Expectations that the economy grew at a 3% pace in the July-September quarter has some economists have said the market turmoil may turn out to be only a speed bump for the economy, but others remain concerned about a serious downturn. The Commerce Department will release its initial estimate of Q3 growth on Oct. 31. Bernanke said the economy did appear to have momentum in the Q3, but did not tip his hand on the key question about the longer-term outlook except to say so far, so good. “Thus far ... direct evidence of such spillovers onto the broader economy has been limited,” he said.
Bernanke said that the Fed will be watching consumer and business spending carefully to see whether the weakness in home prices affects consumer spending and whether businesses become cautious in hiring. “The labor market has shown some signs of cooling, but these are quite tentative so far, and real income is still growing at a solid pace,” Bernanke said.
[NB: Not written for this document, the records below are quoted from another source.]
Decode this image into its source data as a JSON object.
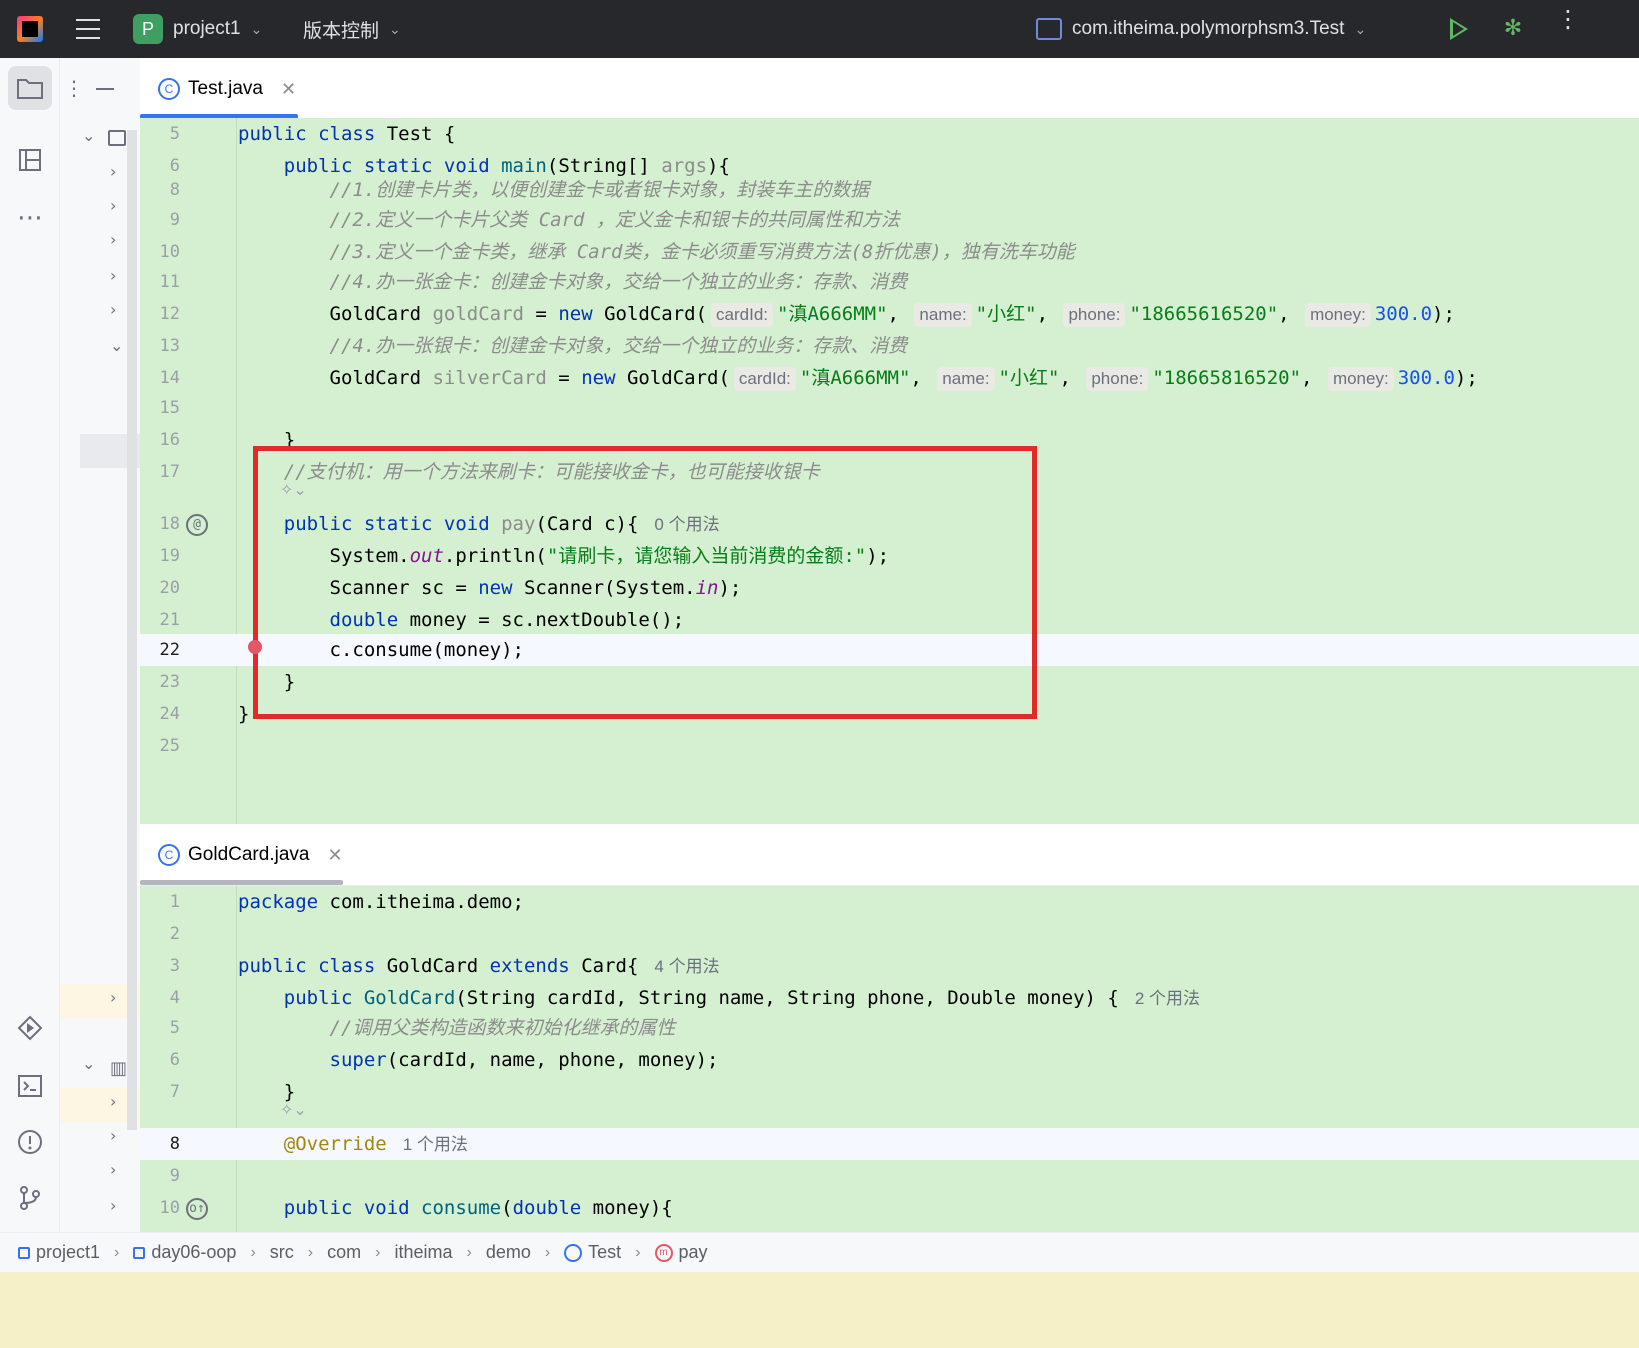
{
  "titlebar": {
    "project_badge": "P",
    "project_name": "project1",
    "vcs_label": "版本控制",
    "run_config": "com.itheima.polymorphsm3.Test"
  },
  "left_strip": {
    "icons": [
      "folder-icon",
      "structure-icon",
      "more-icon",
      "run-icon",
      "terminal-icon",
      "problems-icon",
      "git-icon"
    ]
  },
  "tabs": {
    "top": {
      "label": "Test.java"
    },
    "bottom": {
      "label": "GoldCard.java"
    }
  },
  "test_java": {
    "lines": [
      {
        "n": "5",
        "parts": [
          [
            "kw",
            "public class "
          ],
          [
            "",
            "Test {"
          ]
        ]
      },
      {
        "n": "6",
        "parts": [
          [
            "",
            "    "
          ],
          [
            "kw",
            "public static void "
          ],
          [
            "fn",
            "main"
          ],
          [
            "",
            "(String[] "
          ],
          [
            "var-unused",
            "args"
          ],
          [
            "",
            "){"
          ]
        ]
      },
      {
        "n": "8",
        "parts": [
          [
            "",
            "        "
          ],
          [
            "com",
            "//1.创建卡片类，以便创建金卡或者银卡对象，封装车主的数据"
          ]
        ]
      },
      {
        "n": "9",
        "parts": [
          [
            "",
            "        "
          ],
          [
            "com",
            "//2.定义一个卡片父类 Card ，定义金卡和银卡的共同属性和方法"
          ]
        ]
      },
      {
        "n": "10",
        "parts": [
          [
            "",
            "        "
          ],
          [
            "com",
            "//3.定义一个金卡类，继承 Card类，金卡必须重写消费方法(8折优惠)，独有洗车功能"
          ]
        ]
      },
      {
        "n": "11",
        "parts": [
          [
            "",
            "        "
          ],
          [
            "com",
            "//4.办一张金卡：创建金卡对象，交给一个独立的业务：存款、消费"
          ]
        ]
      },
      {
        "n": "12",
        "parts": [
          [
            "",
            "        GoldCard "
          ],
          [
            "var-unused",
            "goldCard"
          ],
          [
            "",
            " = "
          ],
          [
            "kw",
            "new "
          ],
          [
            "",
            "GoldCard("
          ],
          [
            "hint",
            "cardId:"
          ],
          [
            "str",
            "\"滇A666MM\""
          ],
          [
            "",
            ", "
          ],
          [
            "hint",
            "name:"
          ],
          [
            "str",
            "\"小红\""
          ],
          [
            "",
            ", "
          ],
          [
            "hint",
            "phone:"
          ],
          [
            "str",
            "\"18665616520\""
          ],
          [
            "",
            ", "
          ],
          [
            "hint",
            "money:"
          ],
          [
            "num",
            "300.0"
          ],
          [
            "",
            ");"
          ]
        ]
      },
      {
        "n": "13",
        "parts": [
          [
            "",
            "        "
          ],
          [
            "com",
            "//4.办一张银卡：创建金卡对象，交给一个独立的业务：存款、消费"
          ]
        ]
      },
      {
        "n": "14",
        "parts": [
          [
            "",
            "        GoldCard "
          ],
          [
            "var-unused",
            "silverCard"
          ],
          [
            "",
            " = "
          ],
          [
            "kw",
            "new "
          ],
          [
            "",
            "GoldCard("
          ],
          [
            "hint",
            "cardId:"
          ],
          [
            "str",
            "\"滇A666MM\""
          ],
          [
            "",
            ", "
          ],
          [
            "hint",
            "name:"
          ],
          [
            "str",
            "\"小红\""
          ],
          [
            "",
            ", "
          ],
          [
            "hint",
            "phone:"
          ],
          [
            "str",
            "\"18665816520\""
          ],
          [
            "",
            ", "
          ],
          [
            "hint",
            "money:"
          ],
          [
            "num",
            "300.0"
          ],
          [
            "",
            ");"
          ]
        ]
      },
      {
        "n": "15",
        "parts": []
      },
      {
        "n": "16",
        "parts": [
          [
            "",
            "    }"
          ]
        ]
      },
      {
        "n": "17",
        "parts": [
          [
            "",
            "    "
          ],
          [
            "com",
            "//支付机：用一个方法来刷卡：可能接收金卡，也可能接收银卡"
          ]
        ]
      },
      {
        "n": "18",
        "parts": [
          [
            "",
            "    "
          ],
          [
            "kw",
            "public static void "
          ],
          [
            "var-unused",
            "pay"
          ],
          [
            "",
            "(Card c){"
          ],
          [
            "usage",
            "0 个用法"
          ]
        ]
      },
      {
        "n": "19",
        "parts": [
          [
            "",
            "        System."
          ],
          [
            "fld",
            "out"
          ],
          [
            "",
            ".println("
          ],
          [
            "str",
            "\"请刷卡，请您输入当前消费的金额:\""
          ],
          [
            "",
            ");"
          ]
        ]
      },
      {
        "n": "20",
        "parts": [
          [
            "",
            "        Scanner sc = "
          ],
          [
            "kw",
            "new "
          ],
          [
            "",
            "Scanner(System."
          ],
          [
            "fld",
            "in"
          ],
          [
            "",
            ");"
          ]
        ]
      },
      {
        "n": "21",
        "parts": [
          [
            "",
            "        "
          ],
          [
            "kw",
            "double "
          ],
          [
            "",
            "money = sc.nextDouble();"
          ]
        ]
      },
      {
        "n": "22",
        "parts": [
          [
            "",
            "        c.consume(money);"
          ]
        ]
      },
      {
        "n": "23",
        "parts": [
          [
            "",
            "    }"
          ]
        ]
      },
      {
        "n": "24",
        "parts": [
          [
            "",
            "}"
          ]
        ]
      },
      {
        "n": "25",
        "parts": []
      }
    ]
  },
  "goldcard_java": {
    "lines": [
      {
        "n": "1",
        "parts": [
          [
            "kw",
            "package "
          ],
          [
            "",
            "com.itheima.demo;"
          ]
        ]
      },
      {
        "n": "2",
        "parts": []
      },
      {
        "n": "3",
        "parts": [
          [
            "kw",
            "public class "
          ],
          [
            "",
            "GoldCard "
          ],
          [
            "kw",
            "extends "
          ],
          [
            "",
            "Card{"
          ],
          [
            "usage",
            "4 个用法"
          ]
        ]
      },
      {
        "n": "4",
        "parts": [
          [
            "",
            "    "
          ],
          [
            "kw",
            "public "
          ],
          [
            "fn",
            "GoldCard"
          ],
          [
            "",
            "(String cardId, String name, String phone, Double money) {"
          ],
          [
            "usage",
            "2 个用法"
          ]
        ]
      },
      {
        "n": "5",
        "parts": [
          [
            "",
            "        "
          ],
          [
            "com",
            "//调用父类构造函数来初始化继承的属性"
          ]
        ]
      },
      {
        "n": "6",
        "parts": [
          [
            "",
            "        "
          ],
          [
            "kw",
            "super"
          ],
          [
            "",
            "(cardId, name, phone, money);"
          ]
        ]
      },
      {
        "n": "7",
        "parts": [
          [
            "",
            "    }"
          ]
        ]
      },
      {
        "n": "8",
        "parts": [
          [
            "",
            "    "
          ],
          [
            "ann",
            "@Override"
          ],
          [
            "usage",
            "1 个用法"
          ]
        ]
      },
      {
        "n": "9",
        "parts": []
      },
      {
        "n": "10",
        "parts": [
          [
            "",
            "    "
          ],
          [
            "kw",
            "public void "
          ],
          [
            "fn",
            "consume"
          ],
          [
            "",
            "("
          ],
          [
            "kw",
            "double "
          ],
          [
            "",
            "money){"
          ]
        ]
      }
    ]
  },
  "gutter": {
    "line18_icon": "@",
    "line10_icon": "o↑"
  },
  "breadcrumb": {
    "items": [
      "project1",
      "day06-oop",
      "src",
      "com",
      "itheima",
      "demo",
      "Test",
      "pay"
    ]
  }
}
Bernanke was more upbeat about the inflation outlook despite higher prices of crude oil and other commodities in recent weeks and the decline in the foreign exchange value of the dollar.
“The limited data that we have received since the September FOMC meeting are consistent with continued moderate increases in consumer prices,” Bernanke said. He noted that inflation risks remain. Bernanke also said that the slower growth in coming quarters would help dampen inflation pressures. He said history suggests that price gains from a weaker dollar are small. Bernanke said the Fed judged that the risks to inflation from the surprise half a percentage point rate cut last month were “acceptable,” as “the FOMC was prepared to reverse the policy easing if inflation pressures proved somewhat stronger than expected.”
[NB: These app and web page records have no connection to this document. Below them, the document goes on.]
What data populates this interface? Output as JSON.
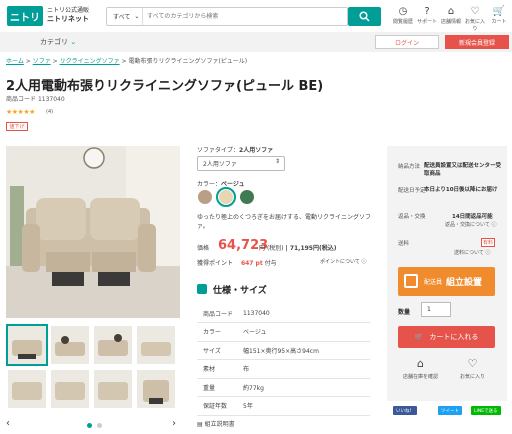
{
  "header": {
    "logo": "ニトリ",
    "logo_sub": "ニトリ公式通販",
    "logo_name": "ニトリネット",
    "search_scope": "すべて",
    "search_placeholder": "すべてのカテゴリから検索",
    "icons": [
      {
        "label": "閲覧履歴",
        "icon": "clock-icon"
      },
      {
        "label": "サポート",
        "icon": "question-icon"
      },
      {
        "label": "店舗情報",
        "icon": "store-icon"
      },
      {
        "label": "お気に入り",
        "icon": "heart-icon"
      },
      {
        "label": "カート",
        "icon": "cart-icon",
        "count": "0"
      }
    ]
  },
  "nav": {
    "category": "カテゴリ",
    "login": "ログイン",
    "register": "新規会員登録"
  },
  "breadcrumb": [
    "ホーム",
    "ソファ",
    "リクライニングソファ",
    "電動布張りリクライニングソファ(ピュール)"
  ],
  "product": {
    "title": "2人用電動布張りリクライニングソファ(ピュール BE)",
    "code_label": "商品コード",
    "code": "1137040",
    "stars": "★★★★★",
    "review_count": "(4)",
    "badge": "値下げ",
    "sofa_type_label": "ソファタイプ：",
    "sofa_type_value": "2人用ソファ",
    "select_value": "2人用ソファ",
    "color_label": "カラー：",
    "color_value": "ベージュ",
    "swatches": [
      "#b89f86",
      "#e6d6b1",
      "#3f7a52"
    ],
    "description": "ゆったり極上のくつろぎをお届けする、電動リクライニングソファ。",
    "price_label": "価格",
    "price": "64,723",
    "price_yen": "円",
    "price_tax_ex": "(税別)",
    "price_tax_in": "| 71,195円(税込)",
    "points_label": "獲得ポイント",
    "points": "647 pt",
    "points_suffix": "付与",
    "points_link": "ポイントについて"
  },
  "spec": {
    "title": "仕様・サイズ",
    "rows": [
      {
        "k": "商品コード",
        "v": "1137040"
      },
      {
        "k": "カラー",
        "v": "ベージュ"
      },
      {
        "k": "サイズ",
        "v": "幅151×奥行95×高さ94cm"
      },
      {
        "k": "素材",
        "v": "布"
      },
      {
        "k": "重量",
        "v": "約77kg"
      },
      {
        "k": "保証年数",
        "v": "5年"
      }
    ],
    "guide": "組立説明書"
  },
  "delivery": {
    "method_label": "納品方法",
    "method_value": "配送員設置又は配送センター受取商品",
    "date_label": "配送日予定",
    "date_value": "本日より10日後以降にお届け",
    "return_label": "返品・交換",
    "return_value": "14日間返品可能",
    "return_link": "返品・交換について",
    "shipping_label": "送料",
    "shipping_value": "有料",
    "shipping_link": "送料について",
    "service_label": "配送員",
    "service_value": "組立設置",
    "qty_label": "数量",
    "qty_value": "1",
    "cart_button": "カートに入れる",
    "store_stock": "店舗在庫を確認",
    "favorite": "お気に入り"
  },
  "share": [
    "いいね！",
    "ツイート",
    "LINEで送る"
  ]
}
Bernanke defended the half-point cut, saying that risk management played a role in the decision. “By doing more sooner, policy might be able to forestall some part of the adverse effects of the disruptions in financial markets,” he said. Bernanke said the Fed rate cuts; combined with the technical steps it has taken to restore liquidity to financial markets has reduced some of the pressure in financial markets. “From the perspective of the near-term economic outlook, the improved functioning of financial markets is a positive development in that it increases the likelihood of achieving moderate growth with price stability,” Bernanke said. But the financial markets are not out of the woods, he stressed.
“Considerable strains remain,” Bernanke said.
But Bernanke tried to put some positive gloss on the financial market turmoil, saying the experience might lead to a healthier financial system over the longer term. Bernanke said it was too soon to draw any lessons from the market turmoil. He said Washington regulators “will perform comprehensive reviews” of the events to better understand the episode. But that remains for a later day. In the question and answer session, Bernanke stuck to the Fed’s basic party line that it remains quite difficult for the central bank to identify asset bubbles early enough to keep them from developing.
Many analysts have been critical of this approach, but Fed officials say attacking perceived asset bubbles would have untoward economic consequences. Asked about the weak dollar, Bernanke replied that the Fed’s mandate was to preserve the domestic purchasing power of the dollar but added “no central banker can be entirely indifferent to the exchange value of their country and we certainly will pay attention to that issue.” Much of Bernanke’s speech was a brief history of the financial market turmoil, which began over concern of delinquencies of subprime mortgages and the consequent inability of financial markets to figure out how to value derivatives based on those loans. Asked if there was any information about the financial market turmoil that he would like to have, but did not, Bernanke replied: “I’d like to know what those damn things (derivatives) are worth.” (marketwatch)